* _TASK DETAILS_:
Please report each line of the data below that contains "JSON".

Records from a data collection
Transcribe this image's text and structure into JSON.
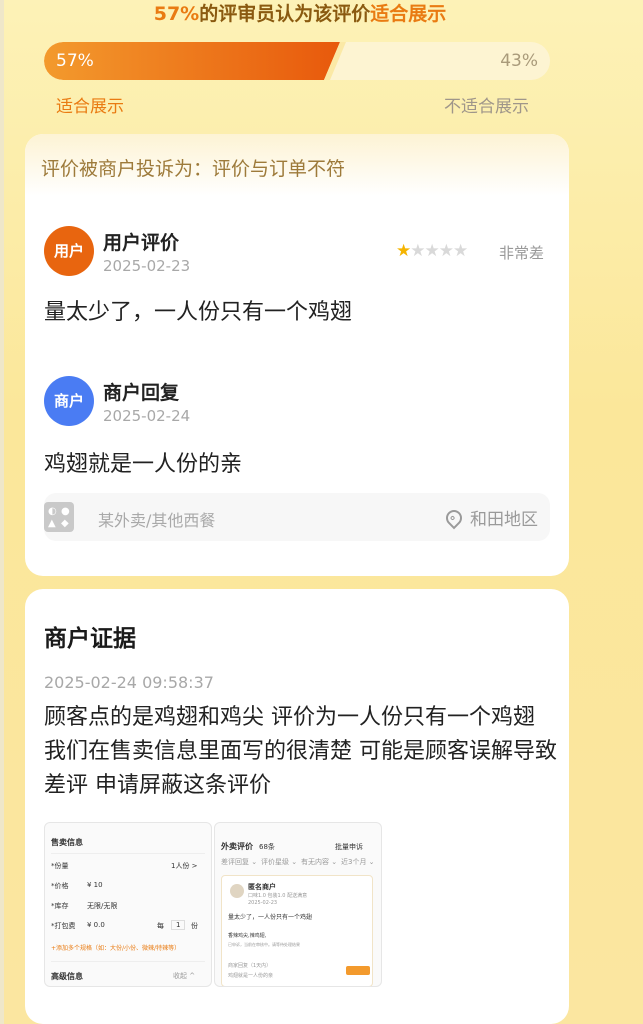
{
  "vote": {
    "title_pct": "57%",
    "title_mid": "的评审员认为该评价",
    "title_highlight": "适合展示",
    "left_percent_text": "57%",
    "right_percent_text": "43%",
    "left_fraction": 0.57,
    "left_label": "适合展示",
    "right_label": "不适合展示"
  },
  "complaint_card": {
    "complaint_text": "评价被商户投诉为：评价与订单不符",
    "user_review": {
      "avatar_text": "用户",
      "name": "用户评价",
      "date": "2025-02-23",
      "stars_filled": 1,
      "stars_total": 5,
      "rating_text": "非常差",
      "content": "量太少了，一人份只有一个鸡翅"
    },
    "merchant_reply": {
      "avatar_text": "商户",
      "name": "商户回复",
      "date": "2025-02-24",
      "content": "鸡翅就是一人份的亲"
    },
    "shop": {
      "name": "某外卖/其他西餐",
      "location": "和田地区"
    }
  },
  "evidence": {
    "title": "商户证据",
    "time": "2025-02-24 09:58:37",
    "text": "顾客点的是鸡翅和鸡尖 评价为一人份只有一个鸡翅 我们在售卖信息里面写的很清楚 可能是顾客误解导致差评 申请屏蔽这条评价",
    "screenshot1": {
      "section": "售卖信息",
      "rows": [
        {
          "label": "*份量",
          "value": "1人份 >"
        },
        {
          "label": "*价格",
          "value": "¥ 10"
        },
        {
          "label": "*库存",
          "value": "无限/无限"
        },
        {
          "label": "*打包费",
          "value": "¥ 0.0"
        }
      ],
      "per_label": "每",
      "per_value": "1",
      "per_unit": "份",
      "add_link": "+添加多个规格（如：大份/小份、微辣/特辣等）",
      "section2": "高级信息",
      "collapse": "收起 ^"
    },
    "screenshot2": {
      "title": "外卖评价",
      "count": "68条",
      "batch": "批量申诉",
      "filters": [
        "差评回复 ⌄",
        "评价星级 ⌄",
        "有无内容 ⌄",
        "近3个月 ⌄"
      ],
      "reviewer": "匿名商户",
      "meta": "口味1.0  包装1.0  配送满意",
      "date": "2025-02-23",
      "content": "量太少了，一人份只有一个鸡翅",
      "dish": "香辣鸡尖,辣鸡翅,",
      "notice": "已申诉，当前在审核中。请等待处理结果",
      "reply_hint": "商家回复（1天内）",
      "reply_text": "鸡翅就是一人份的亲"
    }
  }
}
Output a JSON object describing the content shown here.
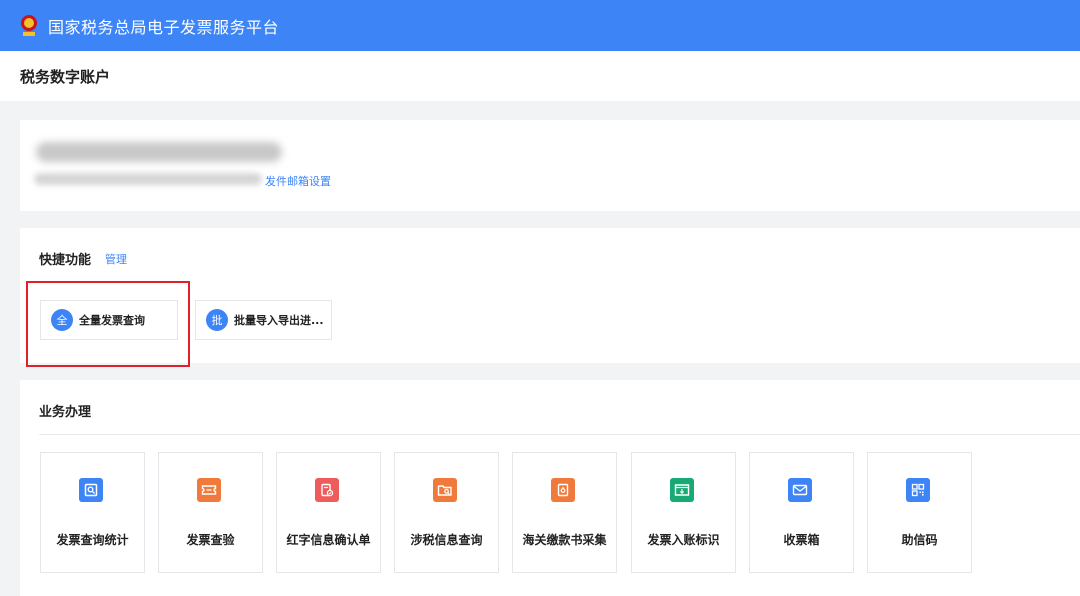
{
  "app": {
    "title": "国家税务总局电子发票服务平台"
  },
  "page": {
    "title": "税务数字账户"
  },
  "account": {
    "email_link": "发件邮箱设置"
  },
  "quick": {
    "title": "快捷功能",
    "manage": "管理",
    "items": [
      {
        "badge": "全",
        "label": "全量发票查询"
      },
      {
        "badge": "批",
        "label": "批量导入导出进..."
      }
    ]
  },
  "business": {
    "title": "业务办理",
    "tiles": [
      {
        "label": "发票查询统计",
        "icon": "search-document-icon",
        "color": "#3d84f6"
      },
      {
        "label": "发票查验",
        "icon": "ticket-icon",
        "color": "#f07a3c"
      },
      {
        "label": "红字信息确认单",
        "icon": "document-check-icon",
        "color": "#ee5c5c"
      },
      {
        "label": "涉税信息查询",
        "icon": "folder-search-icon",
        "color": "#f07a3c"
      },
      {
        "label": "海关缴款书采集",
        "icon": "customs-icon",
        "color": "#f07a3c"
      },
      {
        "label": "发票入账标识",
        "icon": "receipt-download-icon",
        "color": "#19a975"
      },
      {
        "label": "收票箱",
        "icon": "mail-icon",
        "color": "#3d84f6"
      },
      {
        "label": "助信码",
        "icon": "qr-code-icon",
        "color": "#3d84f6"
      }
    ]
  }
}
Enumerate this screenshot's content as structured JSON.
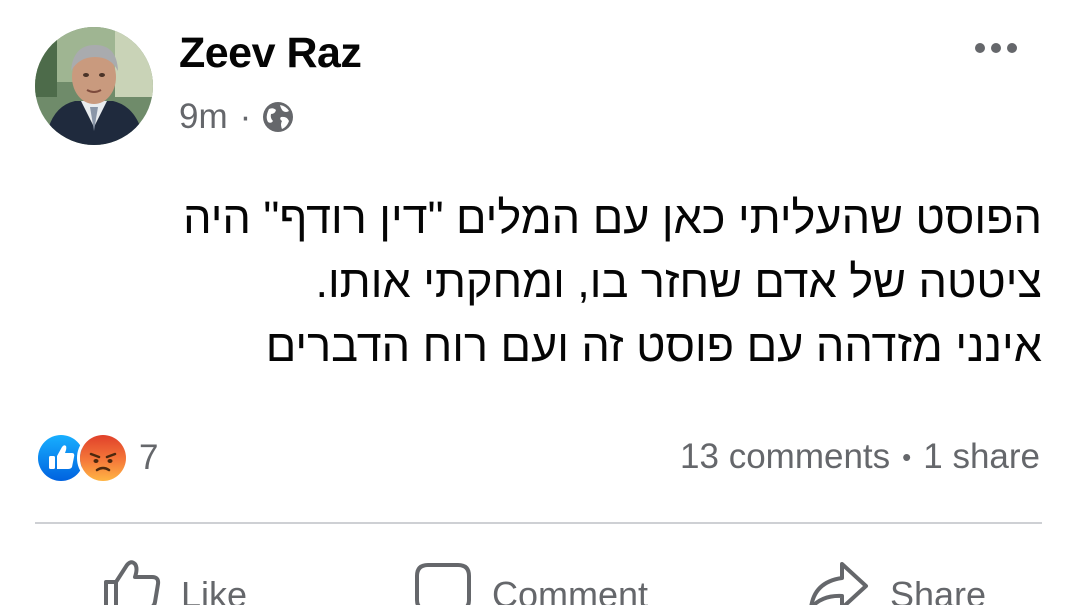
{
  "post": {
    "author": "Zeev Raz",
    "timestamp": "9m",
    "meta_separator": "·",
    "audience_icon": "globe-icon",
    "more_icon": "more-options-icon",
    "text_lines": [
      "הפוסט שהעליתי כאן עם המלים \"דין רודף\" היה",
      "ציטטה של אדם שחזר בו, ומחקתי אותו.",
      "אינני מזדהה עם פוסט זה ועם רוח הדברים"
    ]
  },
  "reactions": {
    "icons": [
      "like-icon",
      "angry-icon"
    ],
    "count": "7"
  },
  "engagement": {
    "comments": "13 comments",
    "separator": "•",
    "shares": "1 share"
  },
  "actions": {
    "like": "Like",
    "comment": "Comment",
    "share": "Share"
  },
  "colors": {
    "like_blue": "#1877f2",
    "angry_orange": "#f5793a",
    "secondary_text": "#65676b",
    "divider": "#ced0d4"
  }
}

* _EXERCISE ANSWER_:
Transcribe this image's text and structure into JSON.
Output a JSON object describing the content shown here.
Enumerate this screenshot's content as structured JSON.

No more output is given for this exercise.